Kim HN, Januzzi JL: Natriuretic peptide testing in heart failure. Circulation. 2011, 123: 2015-2019. 10.1161/CIRCULATIONAHA.110.979500.
Thiede B, Rudel T: Proteome analysis of apoptotic cells. Mass Spectrom Rev. 2004, 23: 333-349. 10.1002/mas.10079.
Smith DJ: Mitochondrial dysfunction in mouse models of Parkinson's disease revealed by transcriptomics and proteomics. J Bioenerg Biomembr. 2009, 41: 487-491. 10.1007/s10863-009-9254-2.
Ozawa T, Sako Y, Sato M, Kitamura T, Umezawa Y: A genetic approach to identifying mitochondrial proteins. Nat Biotechnol. 2003, 21: 287-293. 10.1038/nbt791.
Graves PR, Haystead TA: A functional proteomics approach to signal transduction. Recent Prog Horm Res. 2003, 58: 1-24. 10.1210/rp.58.1.1.
Wang YS, Cao R, Jin H, Huang YP, Zhang XY, Cong Q, He YF, Xu CJ: Altered protein expression in serum from endometrial hyperplasia and carcinoma patients. J Hematol Oncol. 2011, 4: 15-10.1186/1756-8722-4-15.
This study was supported by: Natural Science Youth Foundation of Shandong Province, China (No. ZR2011HQ009); Natural Science Foundation of Shandong Province, China (No. 2007 C053); Project of Scientific and Technological Development of Shandong Province, China (N2007GG10).

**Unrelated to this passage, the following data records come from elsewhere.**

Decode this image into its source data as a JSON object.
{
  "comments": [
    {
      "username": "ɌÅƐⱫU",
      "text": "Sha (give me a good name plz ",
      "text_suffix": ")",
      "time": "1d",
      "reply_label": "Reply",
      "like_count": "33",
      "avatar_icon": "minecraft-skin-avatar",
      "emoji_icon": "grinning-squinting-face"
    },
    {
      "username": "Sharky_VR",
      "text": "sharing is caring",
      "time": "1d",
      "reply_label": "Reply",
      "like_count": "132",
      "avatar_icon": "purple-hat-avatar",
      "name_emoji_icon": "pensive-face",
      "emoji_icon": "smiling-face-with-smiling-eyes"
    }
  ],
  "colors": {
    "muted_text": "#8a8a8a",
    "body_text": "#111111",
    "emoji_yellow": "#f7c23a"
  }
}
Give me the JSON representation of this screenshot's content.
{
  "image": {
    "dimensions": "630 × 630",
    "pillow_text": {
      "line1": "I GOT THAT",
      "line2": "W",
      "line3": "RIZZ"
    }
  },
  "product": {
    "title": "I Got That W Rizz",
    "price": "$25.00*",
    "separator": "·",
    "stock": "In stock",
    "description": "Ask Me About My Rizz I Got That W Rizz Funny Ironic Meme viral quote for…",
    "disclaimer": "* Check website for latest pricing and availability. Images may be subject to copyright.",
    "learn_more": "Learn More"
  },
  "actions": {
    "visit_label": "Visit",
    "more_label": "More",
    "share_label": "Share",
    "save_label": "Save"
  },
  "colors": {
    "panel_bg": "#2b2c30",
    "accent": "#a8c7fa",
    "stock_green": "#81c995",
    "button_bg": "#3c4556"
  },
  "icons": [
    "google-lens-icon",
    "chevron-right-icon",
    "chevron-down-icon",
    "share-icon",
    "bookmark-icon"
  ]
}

The authors declare that they have no competing interests.
Both authors participated in drafting and editing the manuscript. Both authors read and apporoved the final manuscript.
About this article
Cite this article
Jiang, Y., Wang, X. Comparative mitochondrial proteomics: perspective in human diseases. J Hematol Oncol 5, 11 (2012). https://doi.org/10.1186/1756-8722-5-11